On 26 July 2017, The Supreme Court handed
down Judgment in the case of R (on the application of UNISON) v Lord
Chancellor  UKSC 51. This case, more commonly known as ‘the appeal against Employment
Tribunal Fees’ has fundamentally changed the face of Employment Law by ruling that Employment
Tribunal Fees are unlawful.
It was back in 2007 that the introduction of Employment Tribunal Fees in the UK was agreed on, when the government created legislation which permitted charges to be levied. It was on the 29th July 2013 that the charging of fees commenced. The majority of claims carried a fee of £1,200, although some types saw this reduced to £390. Fees were higher still if one were to try and challenge an Employment Tribunal decision, as the fee for the appellant was £1,600.
Abolishment of the aforementioned fees has been met with delight by huge swathes of the legal community. For many, the Judgment can be seen as harking back to the principles of fairness which founded the Tribunals in the first place. This sentiment of fairness was encapsulated by Lord Reed who said ‘Employment Tribunals are intended to provide a forum for the enforcement of employment rights by employees and workers, including the low paid, those who have recently lost their jobs and those who are vulnerable to long term unemployment. Though they often deal with issues of modest value, they are nonetheless of social importance’.

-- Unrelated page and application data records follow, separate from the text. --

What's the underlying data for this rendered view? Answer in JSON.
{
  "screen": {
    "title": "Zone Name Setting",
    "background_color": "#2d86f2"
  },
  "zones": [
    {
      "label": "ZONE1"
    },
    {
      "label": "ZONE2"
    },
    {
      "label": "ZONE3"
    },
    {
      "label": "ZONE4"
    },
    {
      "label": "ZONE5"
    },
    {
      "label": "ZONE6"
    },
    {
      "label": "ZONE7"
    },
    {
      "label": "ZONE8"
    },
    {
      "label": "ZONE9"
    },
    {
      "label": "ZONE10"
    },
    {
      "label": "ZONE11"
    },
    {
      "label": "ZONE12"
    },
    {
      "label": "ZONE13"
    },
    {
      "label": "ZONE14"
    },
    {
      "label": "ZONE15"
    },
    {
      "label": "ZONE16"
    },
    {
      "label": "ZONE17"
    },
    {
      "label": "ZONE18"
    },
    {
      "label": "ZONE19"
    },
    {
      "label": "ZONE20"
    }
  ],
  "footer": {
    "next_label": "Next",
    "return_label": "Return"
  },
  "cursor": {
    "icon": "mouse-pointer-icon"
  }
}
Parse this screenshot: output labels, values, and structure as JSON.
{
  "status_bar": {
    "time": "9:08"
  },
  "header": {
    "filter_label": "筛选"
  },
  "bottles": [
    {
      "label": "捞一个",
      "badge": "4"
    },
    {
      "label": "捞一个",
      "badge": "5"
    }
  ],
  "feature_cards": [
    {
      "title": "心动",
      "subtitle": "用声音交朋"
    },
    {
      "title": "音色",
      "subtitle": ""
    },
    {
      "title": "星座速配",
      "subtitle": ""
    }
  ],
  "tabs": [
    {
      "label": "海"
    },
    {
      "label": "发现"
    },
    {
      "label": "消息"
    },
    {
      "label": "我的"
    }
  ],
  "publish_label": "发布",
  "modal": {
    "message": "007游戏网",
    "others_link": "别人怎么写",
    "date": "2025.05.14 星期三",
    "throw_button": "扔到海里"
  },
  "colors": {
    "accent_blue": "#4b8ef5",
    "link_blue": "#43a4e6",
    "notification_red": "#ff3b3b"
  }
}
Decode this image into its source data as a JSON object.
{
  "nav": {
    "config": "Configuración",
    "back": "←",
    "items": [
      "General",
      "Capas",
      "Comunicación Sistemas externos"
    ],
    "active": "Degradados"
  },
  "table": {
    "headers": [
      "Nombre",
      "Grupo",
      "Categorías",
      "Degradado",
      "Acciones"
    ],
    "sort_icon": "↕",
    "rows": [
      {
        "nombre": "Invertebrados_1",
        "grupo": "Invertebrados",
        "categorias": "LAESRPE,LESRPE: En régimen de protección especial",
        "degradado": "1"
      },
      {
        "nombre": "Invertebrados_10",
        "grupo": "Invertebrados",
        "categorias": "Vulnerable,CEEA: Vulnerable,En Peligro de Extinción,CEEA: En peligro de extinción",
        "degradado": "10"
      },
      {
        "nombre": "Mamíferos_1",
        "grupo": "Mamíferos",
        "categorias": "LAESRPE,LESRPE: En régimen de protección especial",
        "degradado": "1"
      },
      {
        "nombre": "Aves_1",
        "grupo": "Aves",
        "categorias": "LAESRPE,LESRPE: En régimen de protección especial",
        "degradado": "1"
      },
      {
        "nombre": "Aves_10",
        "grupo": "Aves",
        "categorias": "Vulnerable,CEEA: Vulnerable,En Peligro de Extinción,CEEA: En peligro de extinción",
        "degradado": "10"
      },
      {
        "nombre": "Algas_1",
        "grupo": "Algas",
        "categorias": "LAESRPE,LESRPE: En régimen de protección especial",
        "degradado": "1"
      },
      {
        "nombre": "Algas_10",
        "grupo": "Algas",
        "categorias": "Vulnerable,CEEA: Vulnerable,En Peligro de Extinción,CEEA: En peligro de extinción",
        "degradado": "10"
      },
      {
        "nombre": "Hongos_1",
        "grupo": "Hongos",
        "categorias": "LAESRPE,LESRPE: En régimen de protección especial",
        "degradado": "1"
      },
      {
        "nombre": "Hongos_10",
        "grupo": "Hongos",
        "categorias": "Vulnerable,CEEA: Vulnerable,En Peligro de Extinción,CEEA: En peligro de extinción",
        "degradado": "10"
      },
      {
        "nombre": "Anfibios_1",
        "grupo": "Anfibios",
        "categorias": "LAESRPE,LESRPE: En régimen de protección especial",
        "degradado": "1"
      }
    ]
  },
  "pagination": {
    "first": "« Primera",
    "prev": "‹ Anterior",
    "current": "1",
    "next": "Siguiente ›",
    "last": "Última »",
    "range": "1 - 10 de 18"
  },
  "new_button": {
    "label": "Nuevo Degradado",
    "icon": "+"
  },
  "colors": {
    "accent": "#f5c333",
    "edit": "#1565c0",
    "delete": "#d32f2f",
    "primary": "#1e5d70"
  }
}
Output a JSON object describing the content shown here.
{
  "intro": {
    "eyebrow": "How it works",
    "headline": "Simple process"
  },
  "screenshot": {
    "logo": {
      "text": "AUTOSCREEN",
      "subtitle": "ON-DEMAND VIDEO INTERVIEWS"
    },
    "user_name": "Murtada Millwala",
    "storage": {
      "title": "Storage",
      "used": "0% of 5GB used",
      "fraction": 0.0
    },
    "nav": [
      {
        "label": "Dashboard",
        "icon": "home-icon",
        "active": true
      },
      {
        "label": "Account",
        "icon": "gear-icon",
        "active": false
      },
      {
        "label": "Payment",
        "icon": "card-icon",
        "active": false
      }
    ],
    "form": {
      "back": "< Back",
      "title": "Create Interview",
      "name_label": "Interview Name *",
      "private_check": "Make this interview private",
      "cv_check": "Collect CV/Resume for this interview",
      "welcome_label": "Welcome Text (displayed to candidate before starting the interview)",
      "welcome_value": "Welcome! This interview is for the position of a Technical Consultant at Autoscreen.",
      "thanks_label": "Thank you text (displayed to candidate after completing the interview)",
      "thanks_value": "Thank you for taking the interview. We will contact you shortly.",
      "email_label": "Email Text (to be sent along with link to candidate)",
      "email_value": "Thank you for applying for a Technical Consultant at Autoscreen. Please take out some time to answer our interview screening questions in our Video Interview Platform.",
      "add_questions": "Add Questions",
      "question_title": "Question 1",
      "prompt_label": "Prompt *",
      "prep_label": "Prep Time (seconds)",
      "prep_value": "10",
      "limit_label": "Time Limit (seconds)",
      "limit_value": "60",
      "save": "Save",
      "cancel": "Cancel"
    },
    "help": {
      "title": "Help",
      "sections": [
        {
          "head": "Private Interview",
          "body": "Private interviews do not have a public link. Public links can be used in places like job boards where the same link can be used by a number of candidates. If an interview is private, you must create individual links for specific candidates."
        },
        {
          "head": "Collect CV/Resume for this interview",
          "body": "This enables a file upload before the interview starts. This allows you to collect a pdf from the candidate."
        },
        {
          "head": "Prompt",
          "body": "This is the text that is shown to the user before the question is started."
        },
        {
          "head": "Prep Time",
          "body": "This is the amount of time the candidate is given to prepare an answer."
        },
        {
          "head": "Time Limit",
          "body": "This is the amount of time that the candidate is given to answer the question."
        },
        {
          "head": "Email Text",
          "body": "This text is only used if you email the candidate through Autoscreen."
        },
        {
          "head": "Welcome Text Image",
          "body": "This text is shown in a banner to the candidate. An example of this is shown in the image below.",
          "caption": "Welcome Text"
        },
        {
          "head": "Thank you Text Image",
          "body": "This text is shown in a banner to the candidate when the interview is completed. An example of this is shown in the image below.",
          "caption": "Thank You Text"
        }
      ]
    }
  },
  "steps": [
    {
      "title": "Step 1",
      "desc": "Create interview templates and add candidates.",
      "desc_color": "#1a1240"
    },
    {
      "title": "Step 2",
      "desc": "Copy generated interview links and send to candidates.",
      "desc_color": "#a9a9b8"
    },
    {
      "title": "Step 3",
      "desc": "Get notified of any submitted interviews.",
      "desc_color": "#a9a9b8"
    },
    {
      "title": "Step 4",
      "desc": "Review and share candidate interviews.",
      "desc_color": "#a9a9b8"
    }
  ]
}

While allowing greater access to justice is undoubtedly a step in the right direction, the Judgment does not completely eradicate the seemingly perpetual issue of fees. Clearly blanket fees are out of the question, but if the government does not wish for the 70% reduction in Employment Tribunal claims to be reversed, they will have to impose a new deterrent. This, coupled with the inevitable rise in claims means that more judges will have to be recruited (and paid), as well as more Tribunal rooms rented out. With this in mind, there would appear to be an air of inevitability about the advent of a second phase fee scheme.
Frustratingly, both the legal community and general public must now await the government’s response, at a time when Parliamentary capacity is at its lowest in years.
However, you don’t have wait to receive specialist Employment Law advice for any issue you may be experiencing in the workplace right now. At Giles Wilson Solicitors, our resident employment expert Roy Daby is experienced in understanding the nature of your case, your perspective and the result you want.
Roy has represented a number of clients at Tribunals, so should your case proceed to this stage, you can be confident your view is being fought for by a solicitor you trust. Don’t hesitate to get in touch if you have any queries by phone on 01702 477106 or by email on firstname.lastname@example.org.